Also, would you say that Timothy Wallace is mistaken in this article when he says that "Evolution Has Never Been Observed"? I always thought his article was right on, but it seems to me that you disagree.

http://www.trueorigin.org/isakrbtl.asp#observe

-- RichardTTalk 22:02, 18 July 2007 (EDT)

The change that creationists now agree has taken place (i.e. speciation and diversification of populations like the galapagos finch) was called "evolution" long before DNA was ever discovered. We wont be using a different word to describe that sort of progressive biological change just because we disagree with the genetic mechanism. --Mr. Ashcraft - (talk) 22:58, 18 July 2007 (EDT)

There are some things that I don't understand about your article though, you seem to be arguing that it is theoretically possible for evolution to happen in 4.6 billion years and that the "baramin" concept is only there because of our a-priori assumption of creation. Correct me if I'm wrong.

-- RichardTTalk 15:58, 19 July 2007 (EDT)

No - I've never argued that - and not sure what statements you are referring to. If you are talking about this article (the article this talk page is about), then provide a quote. --Mr. Ashcraft - (talk) 21:38, 19 July 2007 (EDT)

Sorry, I meant to say in your article "Evolution; God's Greatest Creation".

Why has the process of “evolution” been given credit to explain a common ancestry of all organisms? Simple: there is a similarity between the nature of the creation and the process of evolution. God created groups of similar organisms (many birds, many bugs, many microbes, many plants, etc, etc, which is exactly what evolution produces. It has produced groups of similar organisms such as a group of fox species, genera of wolves, jackals, and all came from a single pair of canine. Although we know many kinds were created, we still can not define the created kinds because the ability of an organism to evolve into similar groups is tremendous.

-- RichardTTalk 16:10, 20 July 2007 (EDT)

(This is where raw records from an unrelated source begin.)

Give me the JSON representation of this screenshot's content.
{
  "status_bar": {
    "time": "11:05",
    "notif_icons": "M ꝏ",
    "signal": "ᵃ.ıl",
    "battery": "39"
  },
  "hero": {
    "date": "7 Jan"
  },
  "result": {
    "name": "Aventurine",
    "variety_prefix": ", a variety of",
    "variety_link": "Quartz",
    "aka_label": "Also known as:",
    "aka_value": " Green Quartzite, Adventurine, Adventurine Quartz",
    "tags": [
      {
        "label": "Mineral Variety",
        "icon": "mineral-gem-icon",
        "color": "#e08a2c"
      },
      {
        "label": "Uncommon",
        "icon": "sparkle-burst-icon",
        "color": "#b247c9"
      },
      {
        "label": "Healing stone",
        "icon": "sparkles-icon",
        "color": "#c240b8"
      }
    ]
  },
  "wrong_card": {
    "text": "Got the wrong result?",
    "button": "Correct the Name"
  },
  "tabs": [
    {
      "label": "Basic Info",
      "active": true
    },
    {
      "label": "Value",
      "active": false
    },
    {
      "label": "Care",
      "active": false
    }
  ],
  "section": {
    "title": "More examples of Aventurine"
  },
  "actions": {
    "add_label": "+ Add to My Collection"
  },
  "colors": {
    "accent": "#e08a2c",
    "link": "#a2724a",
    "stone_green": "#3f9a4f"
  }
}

The purpose of this talk page is to discuss the content page associated with it. Please read the CreationWiki discussion policy page. --Mr. Ashcraft - (talk) 22:31, 20 July 2007 (EDT)

But it is related to the topic, I'm trying to understand your view/this article's of evolution, it's potential, and it's mechanisms. (particularly how far can you go with mutations)

-- RichardTTalk 23:13, 20 July 2007 (EDT)